Working on that building was one of the quintessential memories of my childhood. So there I was all these years later and I found myself staring at the overgrown property, the "house" falling in on it's self and yet I was only drawn to the red building. I made my way to the door and looked into the building as the door was ajar and not locked. I slowly fingered the nail heads there where the Master padlock once hung and I thought about my dad hammering away on that building. I remembered taking out scraps for the animals and dumping them on the ground at the the building. I remembered the hillside fire that scorched the earth on the mountain when my dad let a fire get away from him and we feared that the house would catch fire. So many memories came flooding back.

As I stood in that doorway I was looking back on years of history. My dad has long since passed but what I was looking for and what I found were sweet memories of my youth. I closed my eyes and on the right I could see three Zebco fishing rods that belonged to me and my sisters, the ends painted red, white and green so that we each knew which one belonged to each of us. I stood there and opened my eyes hoping to find a glimpse of those fishing rods. They are long gone, all that is left now are reminders of what once was.

When I was at my moms I talked to my sisters about my visit to dads property and I choked back tears. The last time I remember being in that house was the weekend we buried my dad and I had not set foot on the property in many years. That day though as I stood there on that property I could almost smell the earth that my dad had excavated to build that building. I could close my eyes and hear the sound of nails being driven into wood and I could remember the sight of my dad working shirtless in the backyard trying to teach me how to be a man and hold a hammer and I cried.

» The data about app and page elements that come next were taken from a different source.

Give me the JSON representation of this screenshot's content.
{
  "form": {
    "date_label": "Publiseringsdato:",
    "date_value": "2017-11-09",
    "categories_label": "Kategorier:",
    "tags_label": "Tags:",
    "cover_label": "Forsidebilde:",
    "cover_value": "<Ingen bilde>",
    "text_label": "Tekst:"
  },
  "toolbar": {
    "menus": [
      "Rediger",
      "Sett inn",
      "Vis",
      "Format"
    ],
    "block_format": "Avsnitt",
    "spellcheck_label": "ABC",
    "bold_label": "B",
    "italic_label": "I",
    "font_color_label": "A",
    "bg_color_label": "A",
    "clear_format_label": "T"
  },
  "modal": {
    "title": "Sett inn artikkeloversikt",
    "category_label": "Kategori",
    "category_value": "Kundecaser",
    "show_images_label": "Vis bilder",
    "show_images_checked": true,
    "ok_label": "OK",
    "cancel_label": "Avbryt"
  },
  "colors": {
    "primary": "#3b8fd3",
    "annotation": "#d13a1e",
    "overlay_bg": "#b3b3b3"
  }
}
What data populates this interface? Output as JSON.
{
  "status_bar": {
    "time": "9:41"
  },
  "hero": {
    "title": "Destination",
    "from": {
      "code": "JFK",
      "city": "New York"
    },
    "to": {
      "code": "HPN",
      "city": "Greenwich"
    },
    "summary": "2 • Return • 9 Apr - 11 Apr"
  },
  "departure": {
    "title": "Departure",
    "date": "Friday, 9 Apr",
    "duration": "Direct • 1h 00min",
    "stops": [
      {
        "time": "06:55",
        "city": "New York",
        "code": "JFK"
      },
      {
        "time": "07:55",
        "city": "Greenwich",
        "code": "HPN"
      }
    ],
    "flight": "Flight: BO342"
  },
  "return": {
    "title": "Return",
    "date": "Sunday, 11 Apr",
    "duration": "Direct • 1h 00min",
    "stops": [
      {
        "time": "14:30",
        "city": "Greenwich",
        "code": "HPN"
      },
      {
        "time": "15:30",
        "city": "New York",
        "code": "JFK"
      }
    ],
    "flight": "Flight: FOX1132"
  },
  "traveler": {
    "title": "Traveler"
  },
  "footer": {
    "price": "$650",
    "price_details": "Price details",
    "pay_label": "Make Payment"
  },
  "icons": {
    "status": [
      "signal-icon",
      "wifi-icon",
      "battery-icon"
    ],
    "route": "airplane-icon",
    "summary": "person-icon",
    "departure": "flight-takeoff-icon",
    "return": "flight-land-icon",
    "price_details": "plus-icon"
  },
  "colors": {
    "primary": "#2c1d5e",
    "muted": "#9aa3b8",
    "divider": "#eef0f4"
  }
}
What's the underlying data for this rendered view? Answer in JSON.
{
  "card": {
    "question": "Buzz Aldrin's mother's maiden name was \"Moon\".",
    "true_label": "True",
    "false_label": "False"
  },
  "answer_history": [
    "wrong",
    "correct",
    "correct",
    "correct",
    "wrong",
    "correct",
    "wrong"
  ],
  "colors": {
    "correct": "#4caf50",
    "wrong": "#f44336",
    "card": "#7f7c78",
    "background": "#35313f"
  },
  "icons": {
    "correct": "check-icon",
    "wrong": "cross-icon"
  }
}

I cried for him, for loosing him so soon, I cried that he never lived long enough to see me grow up and become a successful man. I cried for the loss that every son has when they do not make peace with their father. I cried that finally after all these years the property is going to be sold and it is yet one more reminder that my own father and I will never find common ground that we can agree on. I cried because the very ground I was born and raised on will belong to another family.

The best part of my trip back home was remembering "The Red Building" and knowing that somewhere my dad was watching and he was with me as I retraced those steps from my youth, and knowing that he cried too.


Beverly said...

I am proud of you Rick. This is a touching reminder of your father, your family and your roots. I was drawn in by your post and can relate to it as I too lost my father "too soon" and understand completely about what it feels like to "go home". Beautifully stated. {hugs}

Anonymous said...

Rick I drove up to that old house a couple years back and it was very over grown at that point. I got out to walk around but feared for snakes so I just got back into the car. I hadn't been to that house since Grandpas funeral and Lisa lived there. Its touching to hear you talk about your dad. I never personally knew him but always knew of him. I wish I could have met him, and I know he would be proud of your achievements. "J"